Contact: Dr Alison Bentley
Striga species are angiosperm parasites that cause devastating losses in crop yield throughout sub Saharan Africa. The use of Striga-resistant cultivars would represent a cost effective control measure, however, such a strategy is limited by a lack of resistant germplasm and by a lack of understanding of the molecular genetic basis of host resistance to Striga. Over the last 5 years we have carried out an extensive screening programme in rice and have identified cultivars that show good post-attachment resistance to S. hermonthica. Using a mapping population of rice we have identified some Quantitative Trait Loci (QTL) underlying the resistance. In this project we propose to take an integrative approach to identify and investigate the molecular genetic basis of resistance to Striga in rice by combining our extensive knowledge of Striga-host interactions, our novel plant growth systems and modern genomic and comparative genomic techniques for the improvement of both the rice and sorghum crop in Africa. Our specific objectives are: (1) To screen selected African rice cultivars for resistance to different ecotypes of S. hermonthica, S. asiatica and S. aspera and to determine the phenotype of the resistance. (2) To identify QTL underlying resistance in rice to these different ecotypes and species of Striga using two different mapping populations of rice in order to select the most genetically stable QTL for use in Marker Assisted Breeding Programmes (MAB). (3) To identify genes that are up and down regulated in rice roots undergoing a resistance reaction and, by integrating the results with the QTL data, to identify candidate resistance genes and (4) to utilize our knowledge of the molecular genetic basis of resistance in rice to Striga species to take a comparative genomic approach to identify and confirm the existence of homologous QTL and resistance genes in sorghum.

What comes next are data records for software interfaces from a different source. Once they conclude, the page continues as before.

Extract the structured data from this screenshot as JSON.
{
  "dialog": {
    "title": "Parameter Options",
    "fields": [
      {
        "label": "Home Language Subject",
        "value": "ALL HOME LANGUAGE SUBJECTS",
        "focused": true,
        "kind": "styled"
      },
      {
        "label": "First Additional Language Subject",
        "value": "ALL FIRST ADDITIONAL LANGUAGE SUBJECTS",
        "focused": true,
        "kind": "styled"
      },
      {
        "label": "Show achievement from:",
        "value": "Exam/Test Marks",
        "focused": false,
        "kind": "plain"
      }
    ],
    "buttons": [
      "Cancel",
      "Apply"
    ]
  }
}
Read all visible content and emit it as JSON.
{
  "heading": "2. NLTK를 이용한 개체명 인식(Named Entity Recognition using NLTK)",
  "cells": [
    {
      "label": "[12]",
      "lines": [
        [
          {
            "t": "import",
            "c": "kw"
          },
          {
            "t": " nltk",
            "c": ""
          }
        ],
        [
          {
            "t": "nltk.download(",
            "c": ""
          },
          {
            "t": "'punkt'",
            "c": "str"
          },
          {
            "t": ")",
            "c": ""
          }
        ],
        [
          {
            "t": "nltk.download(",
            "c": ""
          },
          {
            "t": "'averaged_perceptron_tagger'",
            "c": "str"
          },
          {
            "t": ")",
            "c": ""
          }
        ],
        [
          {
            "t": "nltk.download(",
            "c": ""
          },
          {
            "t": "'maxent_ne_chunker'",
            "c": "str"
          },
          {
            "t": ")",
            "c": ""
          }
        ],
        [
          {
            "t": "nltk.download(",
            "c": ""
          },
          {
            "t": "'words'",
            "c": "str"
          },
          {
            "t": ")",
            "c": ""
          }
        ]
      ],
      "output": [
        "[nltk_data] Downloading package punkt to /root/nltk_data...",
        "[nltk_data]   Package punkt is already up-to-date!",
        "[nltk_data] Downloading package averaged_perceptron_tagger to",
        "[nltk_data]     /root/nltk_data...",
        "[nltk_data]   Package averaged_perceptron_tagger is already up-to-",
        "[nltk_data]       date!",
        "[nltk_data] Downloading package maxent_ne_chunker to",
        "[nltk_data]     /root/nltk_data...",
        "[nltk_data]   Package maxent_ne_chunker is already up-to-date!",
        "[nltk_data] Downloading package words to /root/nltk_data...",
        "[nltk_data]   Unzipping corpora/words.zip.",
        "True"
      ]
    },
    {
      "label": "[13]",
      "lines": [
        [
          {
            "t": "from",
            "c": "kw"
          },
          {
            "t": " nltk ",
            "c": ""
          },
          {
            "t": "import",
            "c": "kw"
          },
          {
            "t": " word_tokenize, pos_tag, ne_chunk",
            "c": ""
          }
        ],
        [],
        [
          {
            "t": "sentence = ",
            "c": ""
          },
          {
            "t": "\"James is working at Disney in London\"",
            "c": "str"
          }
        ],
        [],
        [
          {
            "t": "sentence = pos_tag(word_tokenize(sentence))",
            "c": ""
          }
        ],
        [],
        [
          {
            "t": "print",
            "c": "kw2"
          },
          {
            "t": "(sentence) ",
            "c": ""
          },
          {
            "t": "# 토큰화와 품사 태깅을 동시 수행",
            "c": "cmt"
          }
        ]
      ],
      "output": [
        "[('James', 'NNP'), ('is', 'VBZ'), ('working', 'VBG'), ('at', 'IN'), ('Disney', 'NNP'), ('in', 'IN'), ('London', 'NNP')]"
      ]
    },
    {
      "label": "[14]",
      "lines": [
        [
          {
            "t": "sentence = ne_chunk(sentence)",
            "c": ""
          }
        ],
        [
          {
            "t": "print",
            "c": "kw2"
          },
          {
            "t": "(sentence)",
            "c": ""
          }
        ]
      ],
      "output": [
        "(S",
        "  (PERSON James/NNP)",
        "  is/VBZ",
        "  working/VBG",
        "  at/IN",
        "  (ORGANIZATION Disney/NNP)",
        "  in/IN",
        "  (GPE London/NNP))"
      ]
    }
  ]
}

Funding: BBSRC /DFID Sustainable Agriculture for International Development Initiative
Collaborating Institutions: University of Sheffield; ICRISAT (Patancheru India; Dr C.T. Hash; WARDA (Senegal; Dr J. Rodenburg)